Murders of Colombian union officials have declined since 2002, but continued kidnappings, threats and forced dislocations are affecting union membership, says a researcher who tracks anti-union violence.
Since 1989, more than 2,500 union members and officials have been killed in Colombia, but with the 2002 election of Colombian President Alvaro Uribe, the number of assassinations of trade unionists has decreased, said Lucian Vasquez, director general of the Colombian think tank Escuela Nacional Sindical, during a Feb. 27, 2008, presentation at the Economic Policy Institute, a nonpartisan, Washington, D.C.-based think tank.
However, along with the decline in murders of union officials and members, there has been a drop in the prosecution of suspected assassins, he said. Since 2006, none of the accused killers of Colombian trade unionists has gone on trial, he added.
In his campaign for president, Uribe promised a crackdown on violence, and his policies have resulted in a decrease in guerrilla violence, but there has been an increase in extrajudicial executions perpetrated by right-wing death squads and security forces, Vasquez said. Kidnappings, threats and forced dislocations of union members and officials are more prevalent than ever, he added. The violence is responsible for the low rate of unionization—about 2.5 percent—among Colombia’s workers, including those in key agricultural sectors such as coffee, sugar and flowers, he said.
Vasquez criticizes the Bush Administration for continuing to seek a free-trade agreement with Colombia despite the continuing abuse of union members. Like most free-trade agreements, it likely will include general language addressing human rights, but the U.S.-Colombia pact probably would not include specific, quid-pro-quo provisions involving trade benefits and labor rights, he said. A trade agreement without provisions for labor rights “would be catastrophic for us,” he added.

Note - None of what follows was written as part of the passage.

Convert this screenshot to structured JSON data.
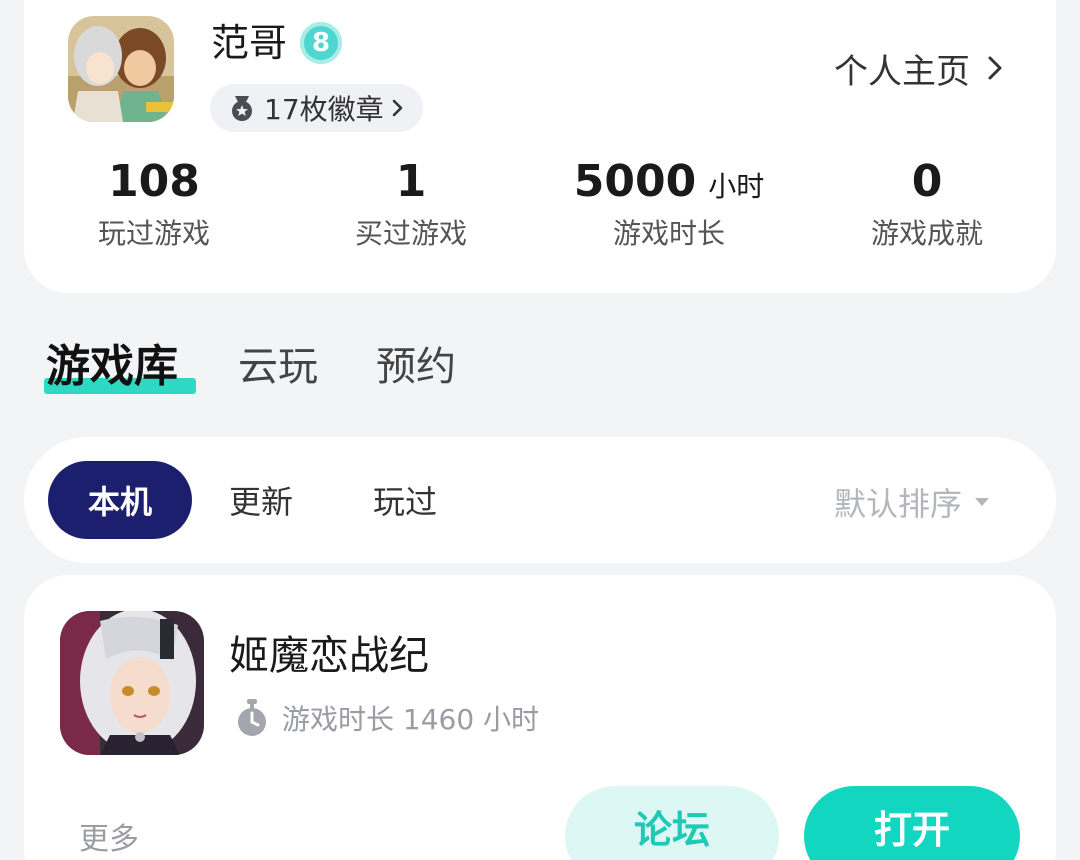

However, some leading members of the U.S. Congress are aware of the issue of violence against union members and officials. House Education and Labor Committee Chairman George Miller, D-Calif., has asked the Colombian government for information on why it removed Judge Jose Nirio Sanchez from a three-judge panel that is handling Colombia’s backlog of criminal cases involving assassinations of union leaders and members. Sanchez was removed from the panel in January 2008 after he made rulings that held military and government officials responsible for a number of the murders.
“As the U.S. Congress debates the proposed trade agreement with Colombia, it is essential that we consider whether Colombia is doing everything it can to protect the safety of workers who want to exercise their basic workplace rights without worrying about becoming a victim of violence,” Miller said in a written statement. “A trade agreement will not help workers in either country if the basic rights of workers and union members in Colombia are not protected,” he said.
Dave Kittross is a freelance writer and editor based in Chevy Chase, Md., who has extensive experience writing about the federal government.